Billion $, Branson & Bitcoin

Billion $, Branson & Bitcoin

April 03, 2018 3:00 AM


I admit it, I love getting questions on varying topics and this past week I received some on topics ranging from the significance of Nevada’s billion dollar win in February, to the Branson led group buying the Hard Rock, to the wisdom of gaming companies accepting crypto currencies. Each interesting and worthy of an article but to remain timely I will offer responses herein.

Question 1: You had suggested in a past column that February 2018 stood the chance of being one of the best Februarys ever for gaming win. With the strong win, along with January’s strong win, does it mean gaming in the state has fully recovered from the recession?

It is a split answer: Las Vegas Strip, probably; rest of the state not yet. While things are improving the casino side of things still has a long way to go. For instance, the last time we saw a February with a billion-dollar win was in 2013 and prior to that 2007 and 2006. Of those four Februarys, 2013 came in the highest with a win of $1,073,256,000 followed by 2007 with a win $1,055,715,000, then 2006 with a win of $1,026,293,000. February 2018 came in fourth in the billion-dollar February club with $1,017,914,000.

But the real story is in the Las Vegas Strip vs. the rest of the state and how much the Strip earned from non-gaming activities. In February 2018 the Las Vegas Strip enjoyed a win of $603.5 million while the rest of the state contributed $414.4 million. In February 2013 the Las Vegas Strip enjoyed a win of $696.1 million and the rest of the state contributed $377.2 million. Contrast those numbers with February 2007 where the Las Vegas Strip enjoyed a win of $574.7 million and the rest of the state contributed $481 million.

Translation: Strip gaming revenue is doing OK in total and when one considers the gaming win has become a much smaller percentage of Strip resort earnings and there has been material growth in non-gaming revenue categories of Strip resorts, the Strip in total is doing just fine and might be considered fully recovered when considering all revenue sources.

But the rest of the state is a different story. In February 2007 non-Las Vegas Strip gaming revenues were $481 million and if adjusted for inflation the comparable amount for February 2018 would be about $577 million, which is way more than the $414.2 million actually generated in 2018. Strong but a long way yet to go to be considered recovered, especially since the rest of the state does not have the same non-gaming revenue drivers the Las Vegas Strip has.

Question 2: What do you think Richard Branson will do with the Hard Rock?

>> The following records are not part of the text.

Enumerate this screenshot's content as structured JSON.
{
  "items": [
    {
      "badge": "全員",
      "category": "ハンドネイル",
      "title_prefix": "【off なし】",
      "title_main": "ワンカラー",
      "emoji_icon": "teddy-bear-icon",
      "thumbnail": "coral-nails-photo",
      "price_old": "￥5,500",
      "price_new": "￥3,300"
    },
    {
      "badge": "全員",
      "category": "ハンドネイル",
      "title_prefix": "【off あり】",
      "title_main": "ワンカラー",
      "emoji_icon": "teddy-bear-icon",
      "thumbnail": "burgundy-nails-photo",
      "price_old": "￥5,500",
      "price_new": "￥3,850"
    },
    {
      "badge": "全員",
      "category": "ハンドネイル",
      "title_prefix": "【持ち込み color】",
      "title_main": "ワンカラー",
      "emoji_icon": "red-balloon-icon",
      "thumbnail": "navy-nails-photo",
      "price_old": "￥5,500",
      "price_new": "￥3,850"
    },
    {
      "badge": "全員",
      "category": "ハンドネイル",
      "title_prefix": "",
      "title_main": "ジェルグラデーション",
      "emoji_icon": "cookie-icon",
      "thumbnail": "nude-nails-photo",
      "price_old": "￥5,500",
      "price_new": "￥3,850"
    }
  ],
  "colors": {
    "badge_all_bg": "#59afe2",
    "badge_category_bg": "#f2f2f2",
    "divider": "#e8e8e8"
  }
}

Richard Branson’s Virgin brand has always been associated with quality, fun if not edgy, so I would expect the fun and wow factor of the remodeled property to be a “must” see and experience. If the buyers got all the land around the property as part of the deal, they will certainly have space to work with and fulfill most any vision.

My concerns for the venture are location and separation of casino operations. The property is too far from the Strip for the walk-in or stagger-in traffic as is enjoyed by more popular center Strip properties. Separating casino operations from resort operations has shown to be ok as a work around till licensing, but long term it has rarely shown to be a success model as the interest of the respective operations are rarely in complete alignment. I do hope they will take a lesson from past successful off-Strip operations and add as many rooms as they can to create their own self-sustaining resort destination.

Question 3: With all the talk about crypto currencies in gaming resorts, do you think casinos should accept cyber currencies like Bitcoin?

Unless it is a privately held and operated property and the owner wants the risk, absolutely not. Cyber currencies such as Bitcoin are like baseball cards in that they only have value as long as someone is willing to buy them. And since there is usually no central authority to protect them, regulate them or assure value exchange, fundamentally you do not have the same protections as with traditional dollars.

Also, for currency reporting purposes, good luck verifying the source of crypto currencies. On the other hand, if the casino’s wanted to create their own cyber currency and use it in the same way as chips or TITO tickets with a fixed exchange basis, that would certainly make a lot of sense, particularly if the casinos allowed immediate purchase and redemption with the patron’s cash, or cyber wallets like Venmo or Paypal.

Loved the questions, please keep them coming.